* Data records:
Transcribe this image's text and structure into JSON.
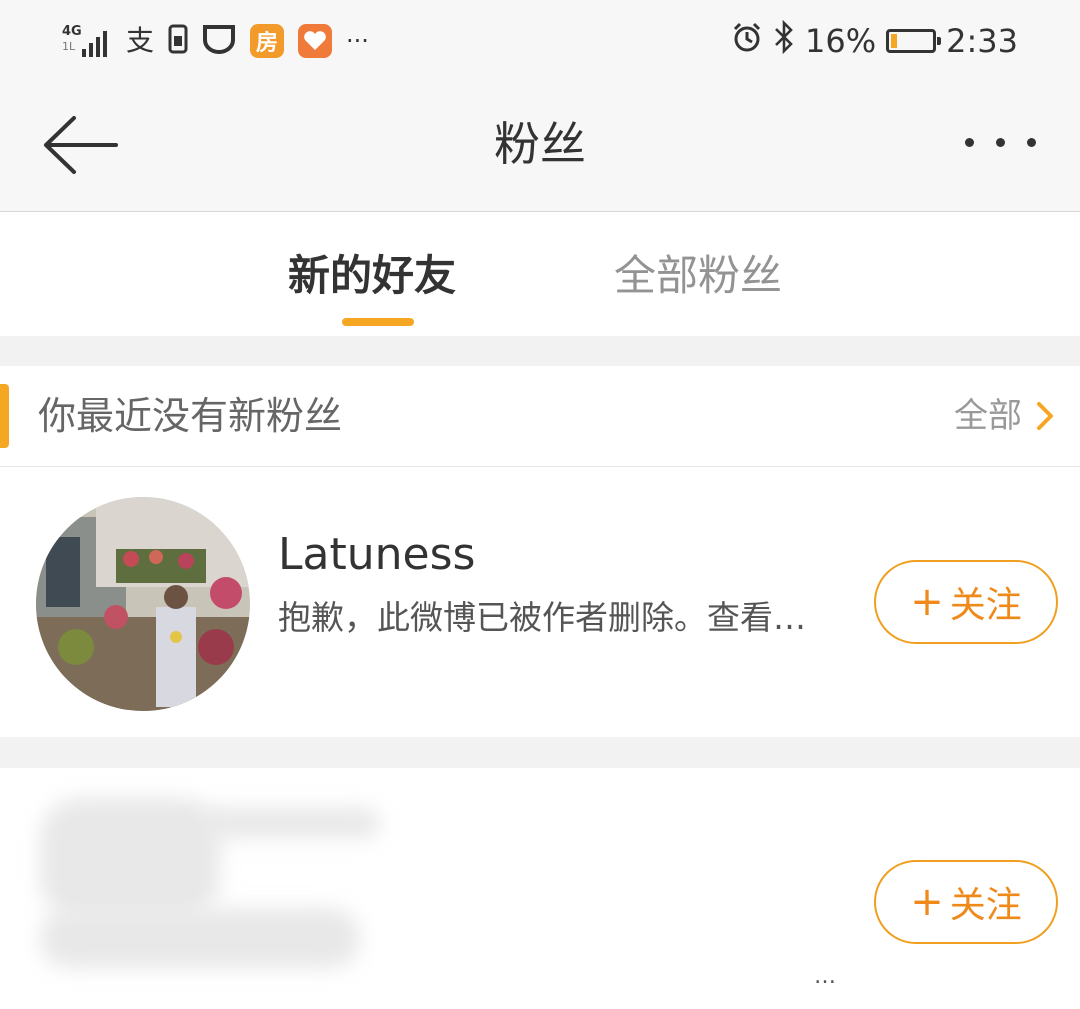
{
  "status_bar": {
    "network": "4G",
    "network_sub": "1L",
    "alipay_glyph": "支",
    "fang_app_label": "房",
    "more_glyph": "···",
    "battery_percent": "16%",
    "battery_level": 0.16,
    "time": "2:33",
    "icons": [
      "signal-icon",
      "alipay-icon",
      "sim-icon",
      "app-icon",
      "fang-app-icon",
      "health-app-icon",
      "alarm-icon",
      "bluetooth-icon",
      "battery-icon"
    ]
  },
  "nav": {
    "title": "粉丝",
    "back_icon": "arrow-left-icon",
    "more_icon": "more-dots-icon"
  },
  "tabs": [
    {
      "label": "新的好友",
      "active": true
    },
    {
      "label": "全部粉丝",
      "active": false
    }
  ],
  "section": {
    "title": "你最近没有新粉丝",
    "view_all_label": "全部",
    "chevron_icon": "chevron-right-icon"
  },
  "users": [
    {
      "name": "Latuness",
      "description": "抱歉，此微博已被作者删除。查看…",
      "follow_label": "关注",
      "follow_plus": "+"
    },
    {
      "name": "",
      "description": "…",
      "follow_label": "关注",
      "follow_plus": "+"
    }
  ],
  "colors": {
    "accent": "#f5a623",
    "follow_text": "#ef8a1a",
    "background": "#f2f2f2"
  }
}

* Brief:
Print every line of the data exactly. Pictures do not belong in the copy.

* Task answer:
Transcribe this image's text and structure into JSON.
{
  "status_bar": {
    "network": "4G",
    "network_sub": "1L",
    "alipay_glyph": "支",
    "fang_app_label": "房",
    "more_glyph": "···",
    "battery_percent": "16%",
    "battery_level": 0.16,
    "time": "2:33",
    "icons": [
      "signal-icon",
      "alipay-icon",
      "sim-icon",
      "app-icon",
      "fang-app-icon",
      "health-app-icon",
      "alarm-icon",
      "bluetooth-icon",
      "battery-icon"
    ]
  },
  "nav": {
    "title": "粉丝",
    "back_icon": "arrow-left-icon",
    "more_icon": "more-dots-icon"
  },
  "tabs": [
    {
      "label": "新的好友",
      "active": true
    },
    {
      "label": "全部粉丝",
      "active": false
    }
  ],
  "section": {
    "title": "你最近没有新粉丝",
    "view_all_label": "全部",
    "chevron_icon": "chevron-right-icon"
  },
  "users": [
    {
      "name": "Latuness",
      "description": "抱歉，此微博已被作者删除。查看…",
      "follow_label": "关注",
      "follow_plus": "+"
    },
    {
      "name": "",
      "description": "…",
      "follow_label": "关注",
      "follow_plus": "+"
    }
  ],
  "colors": {
    "accent": "#f5a623",
    "follow_text": "#ef8a1a",
    "background": "#f2f2f2"
  }
}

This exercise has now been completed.